For most of the past 25 years, there was no better investment for income-seeking investors than Master Limited Partnerships (MLPs). That changed with the oil price crash of 2014. Despite a recent rally in the energy sector, a deep disconnect has opened between the price of oil and the market valuation of MLPs.
To review, midstream oil and gas companies generally function as toll collectors for transporting and storing hydrocarbons. Historically, midstream companies have been more insulated from the commodity price volatility that can impact the upstream and downstream sectors.

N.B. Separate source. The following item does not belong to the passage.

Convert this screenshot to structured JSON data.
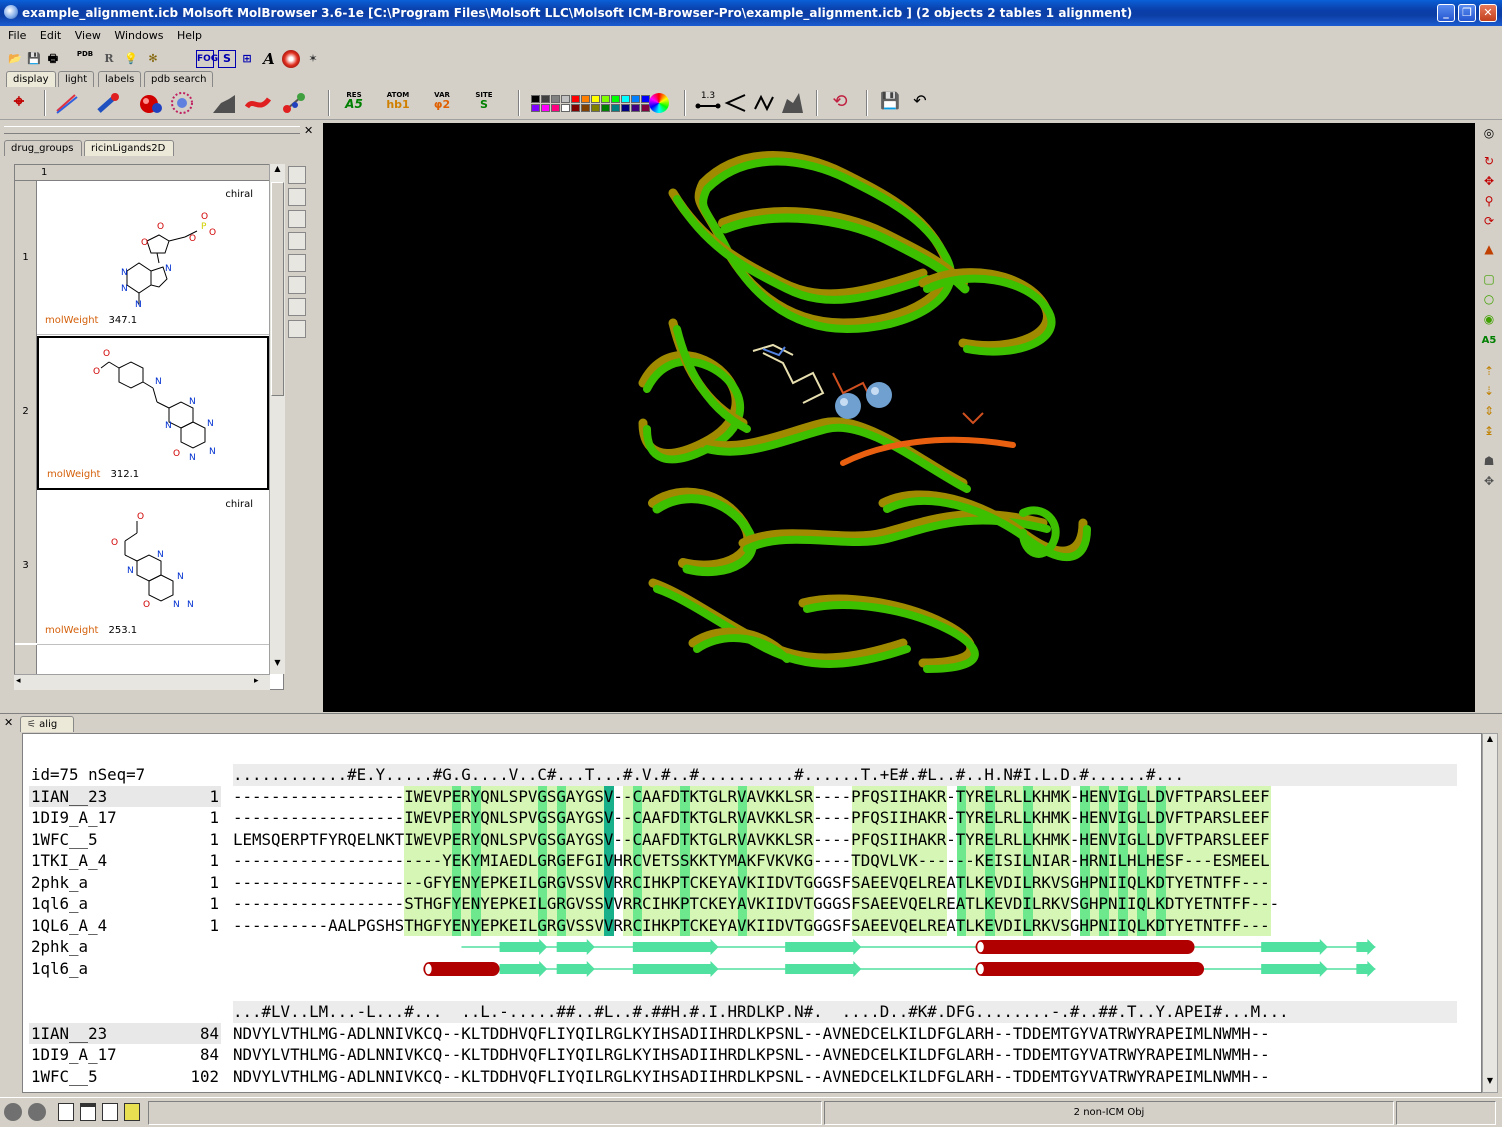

As a result, many investors gravitated to the midstream companies for predictable income streams.
Many midstream providers structured themselves as MLPs, which provided tax benefits for investors.
The biggest advantage has always been that MLPs aren’t taxed at the corporate level. MLPs pass profits directly to unitholders in the form of quarterly distributions. This arrangement avoids the double taxation of corporate income and dividends affecting traditional corporations and their shareholders and should deliver more money to MLP unitholders over time.

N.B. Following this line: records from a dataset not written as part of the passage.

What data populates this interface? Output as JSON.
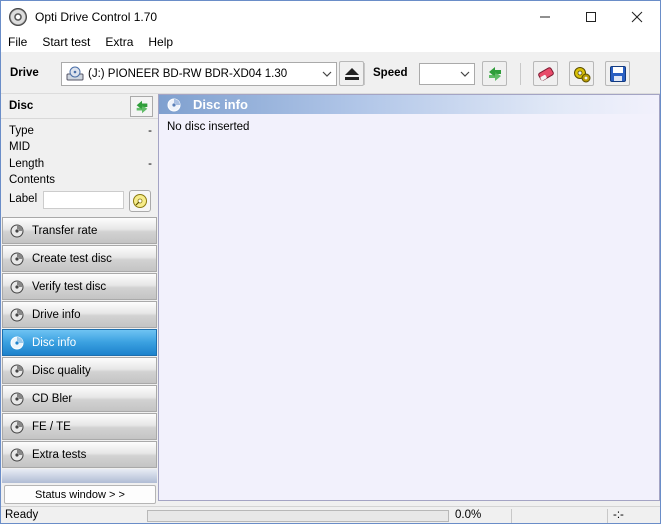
{
  "window": {
    "title": "Opti Drive Control 1.70"
  },
  "menu": [
    "File",
    "Start test",
    "Extra",
    "Help"
  ],
  "toolbar": {
    "drive_label": "Drive",
    "drive_value": "(J:)   PIONEER BD-RW   BDR-XD04 1.30",
    "speed_label": "Speed",
    "speed_value": ""
  },
  "disc": {
    "title": "Disc",
    "properties": [
      {
        "label": "Type",
        "value": "-"
      },
      {
        "label": "MID",
        "value": ""
      },
      {
        "label": "Length",
        "value": "-"
      },
      {
        "label": "Contents",
        "value": ""
      }
    ],
    "label_field": "Label"
  },
  "nav": {
    "items": [
      {
        "label": "Transfer rate",
        "active": false
      },
      {
        "label": "Create test disc",
        "active": false
      },
      {
        "label": "Verify test disc",
        "active": false
      },
      {
        "label": "Drive info",
        "active": false
      },
      {
        "label": "Disc info",
        "active": true
      },
      {
        "label": "Disc quality",
        "active": false
      },
      {
        "label": "CD Bler",
        "active": false
      },
      {
        "label": "FE / TE",
        "active": false
      },
      {
        "label": "Extra tests",
        "active": false
      }
    ],
    "status_window": "Status window > >"
  },
  "content": {
    "title": "Disc info",
    "message": "No disc inserted"
  },
  "statusbar": {
    "text": "Ready",
    "progress_percent": 0,
    "progress_text": "0.0%",
    "time": "-:-"
  },
  "colors": {
    "accent": "#1d82cc",
    "header_gradient": "#7fa0cf"
  }
}
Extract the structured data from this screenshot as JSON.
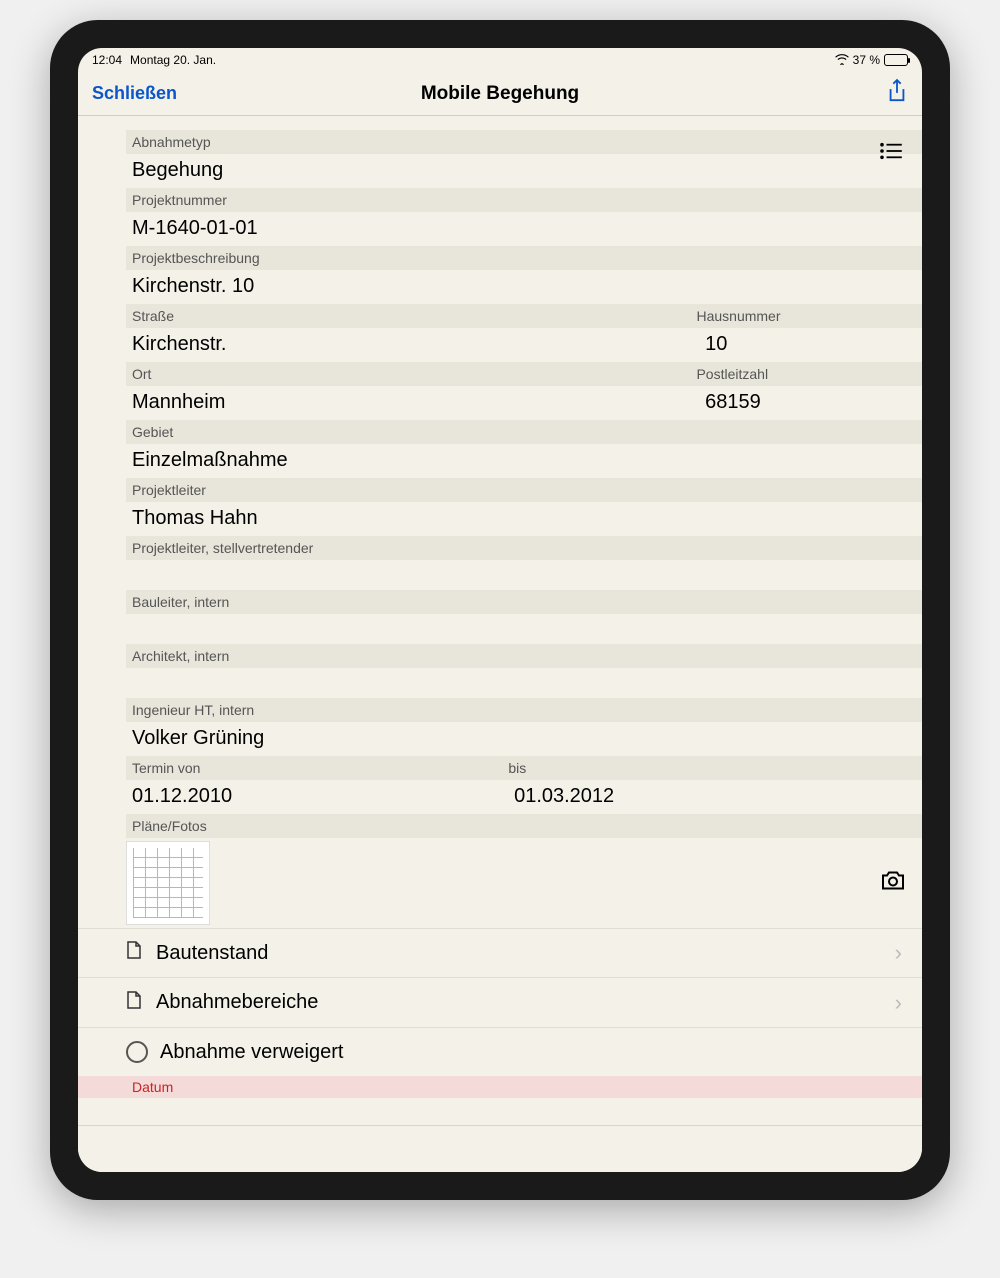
{
  "status": {
    "time": "12:04",
    "date": "Montag 20. Jan.",
    "battery_pct": "37 %"
  },
  "nav": {
    "close": "Schließen",
    "title": "Mobile Begehung"
  },
  "fields": {
    "abnahmetyp_label": "Abnahmetyp",
    "abnahmetyp_value": "Begehung",
    "projektnummer_label": "Projektnummer",
    "projektnummer_value": "M-1640-01-01",
    "projektbeschreibung_label": "Projektbeschreibung",
    "projektbeschreibung_value": "Kirchenstr. 10",
    "strasse_label": "Straße",
    "strasse_value": "Kirchenstr.",
    "hausnummer_label": "Hausnummer",
    "hausnummer_value": "10",
    "ort_label": "Ort",
    "ort_value": "Mannheim",
    "plz_label": "Postleitzahl",
    "plz_value": "68159",
    "gebiet_label": "Gebiet",
    "gebiet_value": "Einzelmaßnahme",
    "projektleiter_label": "Projektleiter",
    "projektleiter_value": "Thomas Hahn",
    "projektleiter_stv_label": "Projektleiter, stellvertretender",
    "projektleiter_stv_value": "",
    "bauleiter_label": "Bauleiter, intern",
    "bauleiter_value": "",
    "architekt_label": "Architekt, intern",
    "architekt_value": "",
    "ingenieur_label": "Ingenieur HT, intern",
    "ingenieur_value": "Volker Grüning",
    "termin_von_label": "Termin von",
    "termin_von_value": "01.12.2010",
    "termin_bis_label": "bis",
    "termin_bis_value": "01.03.2012",
    "plaene_label": "Pläne/Fotos"
  },
  "navitems": {
    "bautenstand": "Bautenstand",
    "abnahmebereiche": "Abnahmebereiche"
  },
  "radio": {
    "abnahme_verweigert": "Abnahme verweigert"
  },
  "datum": {
    "label": "Datum",
    "value": ""
  }
}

But because of the depreciation allowance, 80% to 90% of the distribution is considered a “return of capital” and thus also not taxable when received. Instead, returns of capital reduce the cost basis of an investment in the MLP.
Investors Sour On MLPs

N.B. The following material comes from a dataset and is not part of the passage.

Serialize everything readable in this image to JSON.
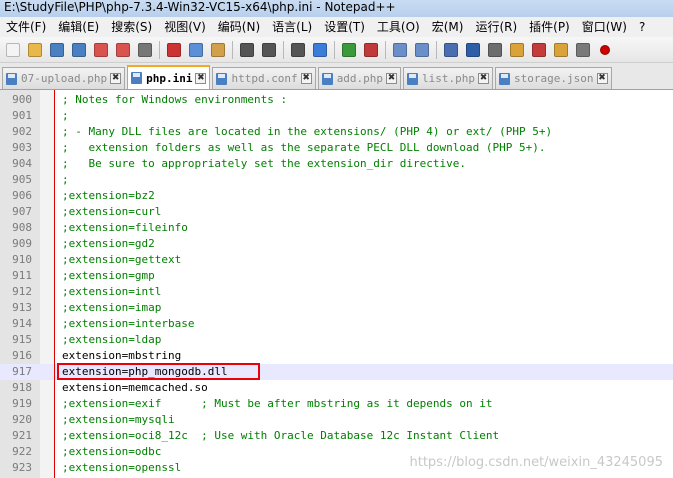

MLPs crashed along with the rest of the energy sector in 2014. However, in recent months most of the energy sector has rallied. The MLP sector, on the other hand, has continued to fall.
There are several reasons for the drop.
First, the tax reform bill that President Trump signed reduced some of the tax advantages an MLP held over a corporation.
Likewise, rising interest rates may make certain financial instruments slightly more attractive relative to MLPs.
Finally, two weeks ago a ruling by the Federal Energy Regulatory Commission (FERC) to reverse a longstanding policy on tax costs for interstate pipelines really rattled investors.